(Extracted records)
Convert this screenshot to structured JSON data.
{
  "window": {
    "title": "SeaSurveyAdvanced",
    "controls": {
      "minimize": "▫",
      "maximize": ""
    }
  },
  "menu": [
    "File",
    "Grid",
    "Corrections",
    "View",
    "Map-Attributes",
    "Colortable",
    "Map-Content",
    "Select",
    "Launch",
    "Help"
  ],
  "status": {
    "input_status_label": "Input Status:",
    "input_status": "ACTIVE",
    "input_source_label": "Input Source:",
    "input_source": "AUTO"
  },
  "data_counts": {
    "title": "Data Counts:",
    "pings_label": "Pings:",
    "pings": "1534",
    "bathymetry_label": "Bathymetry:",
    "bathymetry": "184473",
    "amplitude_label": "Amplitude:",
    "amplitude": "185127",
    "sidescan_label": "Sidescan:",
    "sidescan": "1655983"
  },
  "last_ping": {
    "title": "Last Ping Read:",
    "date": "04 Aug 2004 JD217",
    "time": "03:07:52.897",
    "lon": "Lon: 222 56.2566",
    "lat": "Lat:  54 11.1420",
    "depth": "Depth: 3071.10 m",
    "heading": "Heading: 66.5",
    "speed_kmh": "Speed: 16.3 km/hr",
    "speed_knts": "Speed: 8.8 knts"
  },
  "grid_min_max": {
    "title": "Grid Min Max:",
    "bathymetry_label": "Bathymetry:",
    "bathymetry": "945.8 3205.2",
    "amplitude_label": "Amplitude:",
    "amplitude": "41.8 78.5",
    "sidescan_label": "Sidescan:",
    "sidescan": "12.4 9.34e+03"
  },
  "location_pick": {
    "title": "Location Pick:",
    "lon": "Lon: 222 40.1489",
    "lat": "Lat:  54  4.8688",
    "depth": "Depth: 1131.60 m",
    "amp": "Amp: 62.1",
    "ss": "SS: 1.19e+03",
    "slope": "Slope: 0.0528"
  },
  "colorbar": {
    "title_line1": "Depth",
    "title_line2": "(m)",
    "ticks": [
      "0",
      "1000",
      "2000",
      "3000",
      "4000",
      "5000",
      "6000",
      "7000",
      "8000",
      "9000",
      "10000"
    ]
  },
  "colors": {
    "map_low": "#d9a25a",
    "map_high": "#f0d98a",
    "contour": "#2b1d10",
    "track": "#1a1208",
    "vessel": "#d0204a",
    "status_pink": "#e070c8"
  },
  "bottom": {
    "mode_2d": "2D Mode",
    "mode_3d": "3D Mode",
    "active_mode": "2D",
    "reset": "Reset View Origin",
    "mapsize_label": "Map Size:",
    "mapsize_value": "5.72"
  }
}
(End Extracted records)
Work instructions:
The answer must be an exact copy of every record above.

Answer section:
Convert this screenshot to structured JSON data.
{
  "window": {
    "title": "SeaSurveyAdvanced",
    "controls": {
      "minimize": "▫",
      "maximize": ""
    }
  },
  "menu": [
    "File",
    "Grid",
    "Corrections",
    "View",
    "Map-Attributes",
    "Colortable",
    "Map-Content",
    "Select",
    "Launch",
    "Help"
  ],
  "status": {
    "input_status_label": "Input Status:",
    "input_status": "ACTIVE",
    "input_source_label": "Input Source:",
    "input_source": "AUTO"
  },
  "data_counts": {
    "title": "Data Counts:",
    "pings_label": "Pings:",
    "pings": "1534",
    "bathymetry_label": "Bathymetry:",
    "bathymetry": "184473",
    "amplitude_label": "Amplitude:",
    "amplitude": "185127",
    "sidescan_label": "Sidescan:",
    "sidescan": "1655983"
  },
  "last_ping": {
    "title": "Last Ping Read:",
    "date": "04 Aug 2004 JD217",
    "time": "03:07:52.897",
    "lon": "Lon: 222 56.2566",
    "lat": "Lat:  54 11.1420",
    "depth": "Depth: 3071.10 m",
    "heading": "Heading: 66.5",
    "speed_kmh": "Speed: 16.3 km/hr",
    "speed_knts": "Speed: 8.8 knts"
  },
  "grid_min_max": {
    "title": "Grid Min Max:",
    "bathymetry_label": "Bathymetry:",
    "bathymetry": "945.8 3205.2",
    "amplitude_label": "Amplitude:",
    "amplitude": "41.8 78.5",
    "sidescan_label": "Sidescan:",
    "sidescan": "12.4 9.34e+03"
  },
  "location_pick": {
    "title": "Location Pick:",
    "lon": "Lon: 222 40.1489",
    "lat": "Lat:  54  4.8688",
    "depth": "Depth: 1131.60 m",
    "amp": "Amp: 62.1",
    "ss": "SS: 1.19e+03",
    "slope": "Slope: 0.0528"
  },
  "colorbar": {
    "title_line1": "Depth",
    "title_line2": "(m)",
    "ticks": [
      "0",
      "1000",
      "2000",
      "3000",
      "4000",
      "5000",
      "6000",
      "7000",
      "8000",
      "9000",
      "10000"
    ]
  },
  "colors": {
    "map_low": "#d9a25a",
    "map_high": "#f0d98a",
    "contour": "#2b1d10",
    "track": "#1a1208",
    "vessel": "#d0204a",
    "status_pink": "#e070c8"
  },
  "bottom": {
    "mode_2d": "2D Mode",
    "mode_3d": "3D Mode",
    "active_mode": "2D",
    "reset": "Reset View Origin",
    "mapsize_label": "Map Size:",
    "mapsize_value": "5.72"
  }
}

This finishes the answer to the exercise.